Born: July 18, 1951 in Kansas City, Missouri
Died: July 28, 2018
Mark Chesnutt began singing as a member of the junior high school choir. While in high school, he formed a country band with the help and encouragement of his father, also a country music singer. Chesnutt made his first record in 1981 at seventeen, recording six releases for the AXBAR label in San Antonio. He also recorded two more for the Cherry label in Houston. However, none of these achieved widespread success.
For ten years, Chesnutt honed his talents in Beaumont honky-tonks like Cutter's, Doc Holliday's, and Get Down Brown's. Finally, in 1990, he recorded a song he had found in Nashville called "Too Cold at Home" for the Cherry label. As a testament to Chesnutt's talent, fellow East Texan and future duet partner, George Jones, wrote the liner notes for the critically heralded, platinum-certified debut album. "This boy from Beaumont is the real deal," Jones declared proudly. On July 20, 1990, "Too Cold at Home" reached number 2 on the country music charts, leading to a contract with MCA Records.

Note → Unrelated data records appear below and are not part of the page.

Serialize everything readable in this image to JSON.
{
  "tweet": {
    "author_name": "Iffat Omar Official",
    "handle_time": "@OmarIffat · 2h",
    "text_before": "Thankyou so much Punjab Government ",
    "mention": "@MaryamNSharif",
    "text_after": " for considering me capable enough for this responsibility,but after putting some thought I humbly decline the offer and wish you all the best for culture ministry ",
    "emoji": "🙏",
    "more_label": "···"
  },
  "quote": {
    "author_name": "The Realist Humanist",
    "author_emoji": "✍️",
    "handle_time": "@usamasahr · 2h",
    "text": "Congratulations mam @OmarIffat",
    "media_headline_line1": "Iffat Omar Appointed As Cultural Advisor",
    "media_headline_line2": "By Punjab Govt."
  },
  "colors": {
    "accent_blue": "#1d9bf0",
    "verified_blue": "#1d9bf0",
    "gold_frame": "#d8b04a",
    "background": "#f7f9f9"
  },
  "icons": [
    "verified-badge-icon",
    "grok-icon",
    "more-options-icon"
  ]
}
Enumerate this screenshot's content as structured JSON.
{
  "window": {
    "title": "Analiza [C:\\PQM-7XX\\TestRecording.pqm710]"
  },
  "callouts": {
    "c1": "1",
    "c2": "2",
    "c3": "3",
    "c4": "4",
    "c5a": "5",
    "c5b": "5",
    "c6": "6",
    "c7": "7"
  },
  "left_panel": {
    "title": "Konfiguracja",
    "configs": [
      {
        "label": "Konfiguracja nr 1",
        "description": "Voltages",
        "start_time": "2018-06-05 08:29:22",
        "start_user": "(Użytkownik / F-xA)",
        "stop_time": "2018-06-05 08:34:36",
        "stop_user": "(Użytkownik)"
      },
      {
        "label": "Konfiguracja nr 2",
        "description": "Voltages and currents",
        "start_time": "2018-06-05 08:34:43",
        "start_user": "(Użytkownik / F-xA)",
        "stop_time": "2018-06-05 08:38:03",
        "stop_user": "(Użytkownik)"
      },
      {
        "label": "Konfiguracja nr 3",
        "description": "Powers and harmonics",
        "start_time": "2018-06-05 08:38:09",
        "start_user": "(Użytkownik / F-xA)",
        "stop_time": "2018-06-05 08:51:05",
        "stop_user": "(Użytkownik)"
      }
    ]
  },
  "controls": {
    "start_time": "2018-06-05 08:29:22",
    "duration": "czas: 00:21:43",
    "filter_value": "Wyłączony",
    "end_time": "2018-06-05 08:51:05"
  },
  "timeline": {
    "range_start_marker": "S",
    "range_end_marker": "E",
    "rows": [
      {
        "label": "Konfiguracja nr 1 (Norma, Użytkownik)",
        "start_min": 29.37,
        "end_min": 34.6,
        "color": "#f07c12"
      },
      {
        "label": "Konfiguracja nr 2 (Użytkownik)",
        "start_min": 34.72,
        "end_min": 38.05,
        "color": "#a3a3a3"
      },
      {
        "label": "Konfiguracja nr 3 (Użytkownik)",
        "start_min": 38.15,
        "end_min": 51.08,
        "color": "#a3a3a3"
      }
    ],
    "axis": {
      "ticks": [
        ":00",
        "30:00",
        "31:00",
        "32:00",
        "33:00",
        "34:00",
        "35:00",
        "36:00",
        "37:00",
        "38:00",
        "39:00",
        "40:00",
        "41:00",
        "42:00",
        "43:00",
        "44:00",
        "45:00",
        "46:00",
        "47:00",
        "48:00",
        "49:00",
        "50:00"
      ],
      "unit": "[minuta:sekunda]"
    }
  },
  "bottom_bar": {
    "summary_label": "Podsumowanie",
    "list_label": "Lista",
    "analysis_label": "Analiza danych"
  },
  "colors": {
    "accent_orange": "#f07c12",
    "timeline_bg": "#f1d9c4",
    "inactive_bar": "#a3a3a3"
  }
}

Subsequent releases such as "Brother Jukebox," "Blame it on Texas," "Your Love is a Miracle," "Broken Promise Land," and "Old Flames Have New Names" were all top ten recordings, and "I'll Think of Something" reached number 1 during the summer of 1992. In 1993, Chesnutt received the "Horizon" Award from the Country Music Association. Since his debut, the country baritone has racked up ten Number One singles and three platinum album awards.
Chestnutt has stated that during his latter years at Decca and MCA, he was constantly pressured by label heads to record more mainstream-friendly country pop instead of the traditional sounds featured in his earlier albums, due to the genre's shift away from neotraditional country for which Chestnutt is known. He also said that some of the tracks on Savin' the Honky Tonk were songs that the major labels had rejected, and that he would "rather sell 100,000 albums [of traditional country] than 6 million of something I wasn't happy with."
He currently resides in Jasper with his wife and children and frequently lends his name and talent to promoting development in the southeast Texas region. A die-hard southeast Texan, Chesnutt has never lived outside of the area.